Dive Sites in Sangalaki
Marine Life in Sangalaki
The variety of coral reefs found in Sangalaki is astonishing. Soft corals, hard corals, sponges, and gorgonians are thriving in the waters around the island. Species like barrel sponges, black coral bushes, table corals, lettuce corals, and tube corals are found in many dive sites, and generally, these corals are in excellent condition.
Many of the dive sites in Sangalaki are full of reef fish from different species. Among them are frogfish, scorpionfish, parrotfish, angelfish, triggerfish, and lionfish, which can be spotted around the coral reefs. Big pelagic fish like groupers, snappers, Napoleon wrasse, barracuda, and trevallies can be seen swimming across the ocean in large groups.
Manta rays are one of the main draws of Sangalaki, especially in three dive sites (Manta Parade, Manta Run, and Manta Avenue). The sightings of this gentle giant in those three dive sites are seen all year long. The rich nutrients contained in the waters around Sangalaki attract the manta rays to flock here. Not only to find food, these ocean giants also use some of the spots around the island as their cleaning stations. This ritual is important for them as the small fishes clean the parasites off the manta ray body.
Sangalaki is one of Southeast Asia’s highest nesting population areas for green turtles. Around 20-30 nesting can be seen each night on the beach around the island, giving a clear idea about the mating turtle’s activities. Aside from the green turtles that decorate the waters around the island, Leatherback turtles and Hawksbill turtles sometimes make an appearance.
The healthy coral ecosystem in Sangalaki benefits the critters, who often use the coral reef as their hiding spot or help them in camouflage. Mandarin fish, cuttlefish, pygmy seahorses, gobies, nudibranchs, various species of shrimps and crabs, and octopuses have made the reefs around the island their habitat. In some dive sites, seeing the mating ritual of cuttlefish or when this fish lays eggs is an absolute thrill.

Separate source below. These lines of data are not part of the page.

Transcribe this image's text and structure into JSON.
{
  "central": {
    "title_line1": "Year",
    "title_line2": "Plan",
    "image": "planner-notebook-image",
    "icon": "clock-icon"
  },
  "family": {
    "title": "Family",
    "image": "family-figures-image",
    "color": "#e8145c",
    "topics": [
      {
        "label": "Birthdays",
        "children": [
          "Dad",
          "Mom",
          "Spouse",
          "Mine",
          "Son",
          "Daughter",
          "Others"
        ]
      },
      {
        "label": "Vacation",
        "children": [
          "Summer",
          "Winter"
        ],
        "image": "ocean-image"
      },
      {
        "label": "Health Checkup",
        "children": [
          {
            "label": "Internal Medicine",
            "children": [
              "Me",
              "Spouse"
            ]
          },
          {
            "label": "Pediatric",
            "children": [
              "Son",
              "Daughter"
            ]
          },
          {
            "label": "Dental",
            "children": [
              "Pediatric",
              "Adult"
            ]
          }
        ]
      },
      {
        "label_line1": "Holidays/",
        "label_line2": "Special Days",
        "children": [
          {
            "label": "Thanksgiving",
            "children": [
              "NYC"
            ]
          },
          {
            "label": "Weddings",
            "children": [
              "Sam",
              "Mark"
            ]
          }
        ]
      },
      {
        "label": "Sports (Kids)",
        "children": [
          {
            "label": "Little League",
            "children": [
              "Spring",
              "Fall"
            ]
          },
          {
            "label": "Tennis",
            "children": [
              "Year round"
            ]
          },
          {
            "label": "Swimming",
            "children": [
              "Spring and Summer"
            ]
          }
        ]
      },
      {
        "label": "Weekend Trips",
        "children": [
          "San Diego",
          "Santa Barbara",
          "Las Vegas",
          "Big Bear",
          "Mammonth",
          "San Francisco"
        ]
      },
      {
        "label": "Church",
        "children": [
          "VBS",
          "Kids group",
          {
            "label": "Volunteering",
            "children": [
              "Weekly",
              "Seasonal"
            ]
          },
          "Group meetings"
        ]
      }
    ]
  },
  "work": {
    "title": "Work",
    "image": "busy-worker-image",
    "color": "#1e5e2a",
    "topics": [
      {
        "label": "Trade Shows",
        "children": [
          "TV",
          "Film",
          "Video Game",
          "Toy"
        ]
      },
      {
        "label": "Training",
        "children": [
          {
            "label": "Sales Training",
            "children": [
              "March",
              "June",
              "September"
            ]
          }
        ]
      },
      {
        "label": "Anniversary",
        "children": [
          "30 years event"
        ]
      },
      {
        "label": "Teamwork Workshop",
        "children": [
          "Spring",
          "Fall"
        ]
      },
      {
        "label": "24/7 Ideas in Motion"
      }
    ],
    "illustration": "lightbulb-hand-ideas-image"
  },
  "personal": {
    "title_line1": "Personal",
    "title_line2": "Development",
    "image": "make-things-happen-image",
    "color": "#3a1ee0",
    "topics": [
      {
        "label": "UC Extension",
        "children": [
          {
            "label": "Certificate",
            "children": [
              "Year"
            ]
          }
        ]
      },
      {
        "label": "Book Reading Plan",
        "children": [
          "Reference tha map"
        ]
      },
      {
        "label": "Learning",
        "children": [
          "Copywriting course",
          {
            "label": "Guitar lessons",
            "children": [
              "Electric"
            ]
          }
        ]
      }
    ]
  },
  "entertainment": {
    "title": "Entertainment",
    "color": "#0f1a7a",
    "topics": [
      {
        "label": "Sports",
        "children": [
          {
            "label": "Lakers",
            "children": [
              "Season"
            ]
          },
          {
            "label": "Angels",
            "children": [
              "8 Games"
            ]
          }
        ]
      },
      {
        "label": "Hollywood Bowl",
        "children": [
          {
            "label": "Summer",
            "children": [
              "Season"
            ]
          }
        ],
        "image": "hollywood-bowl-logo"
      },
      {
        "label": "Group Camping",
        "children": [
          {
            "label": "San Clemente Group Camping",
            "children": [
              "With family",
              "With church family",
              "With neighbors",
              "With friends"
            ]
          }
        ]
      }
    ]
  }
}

The whale shark sighting in Sangalaki is infrequent, unlike their counterpart in Cenderawasih Bay. But with the right planning, especially around the new moon, it is not impossible to see these giant mammals sauntering the waters in the Derawan Archipelago. Though their presence is reported for only 10 days and then they will disappear for 20 days, the sighting of this whale shark could potentially be the highlight of the diving in Sangalaki due to its limited time.